The Justice Secretary has warned that the problems gripping the country's prisons could last for months.
Liz Truss addressed MPs on last week's riot at HMP Birmingham, where hundreds of inmates were rioting in the jail over more than 12 hours.
She said levels of violence in prisons are too high, but said "swift action" was being taken to deal with drugs, drones and phones in prisons.
"The issues in our prisons are long-standing and they are not going to be completely solved in weeks or even months," Ms Truss warned.
A full investigation has been ordered into the incident at the privately-run Birmingham prison as the damage is being assessed.
The Justice Secretary said the disturbance began when six prisoners in the jail's N-wing climbed onto netting at 9.15 on Friday morning.

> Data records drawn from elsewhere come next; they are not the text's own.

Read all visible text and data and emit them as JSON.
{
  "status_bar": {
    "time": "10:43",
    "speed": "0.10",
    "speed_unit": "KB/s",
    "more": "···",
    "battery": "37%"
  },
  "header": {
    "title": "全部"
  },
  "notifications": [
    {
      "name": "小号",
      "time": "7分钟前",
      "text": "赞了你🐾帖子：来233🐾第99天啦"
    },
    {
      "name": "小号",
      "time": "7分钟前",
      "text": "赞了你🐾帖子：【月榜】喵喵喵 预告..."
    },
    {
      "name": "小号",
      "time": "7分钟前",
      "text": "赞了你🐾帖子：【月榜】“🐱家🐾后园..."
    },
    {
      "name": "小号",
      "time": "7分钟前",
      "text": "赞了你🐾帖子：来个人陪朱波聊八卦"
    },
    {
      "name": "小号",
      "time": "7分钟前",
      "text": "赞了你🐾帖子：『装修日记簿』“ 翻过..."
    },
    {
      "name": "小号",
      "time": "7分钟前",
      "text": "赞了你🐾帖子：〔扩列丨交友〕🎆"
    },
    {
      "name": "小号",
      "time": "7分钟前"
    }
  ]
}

When staff intervened, one of them had their key snatched and it was at that point staff withdrew for their own safety. Prisoners then gained control of P wing.
Specialist teams from G4S the security company that runs the prison were dispatched to the jail while inmates gained access to two more wings at 1.30pm, prompting a call for further reinforcements.
At 8.35pm, ten teams of highly trained officers swept through the jail and shortly after 10pm, they had secured all four wings.
The riot at Birmingham prison is the third prison disturbance in less than two months after problems at Bedford and Lewes prisons.
John Thornhill, president of the National Council of Independent Monitoring Boards, said the disturbance at HMP Birmingham is "yet more evidence" of concerns about rising levels of violence.
He said IMBs which provide a monitoring presence in every prison in England and Wales, have regularly questioned staffing levels across many establishments.
He warned that low staffing levels mean prisoners are denied access to a range of facilities.
"They become frustrated, tension and violence increase and become more widespread," Mr Thornhill said.
As well as tensions reported at HMP Hull, it emerged that four inmates barricaded themselves in a cell at HMP Cardiff on Sunday.
The incident was resolved quickly when the prisoners surrendered to staff.
Rising levels of assaults and self-harm in prisons have triggered fears of a safety crisis.
Last month thousands of officers walked-out over claims the prison system was "in meltdown".
Ms Truss has announced a string of measures aimed at tackling the issues including a recruitment drive to add 2,500 staff and mandatory drug testing across the estate.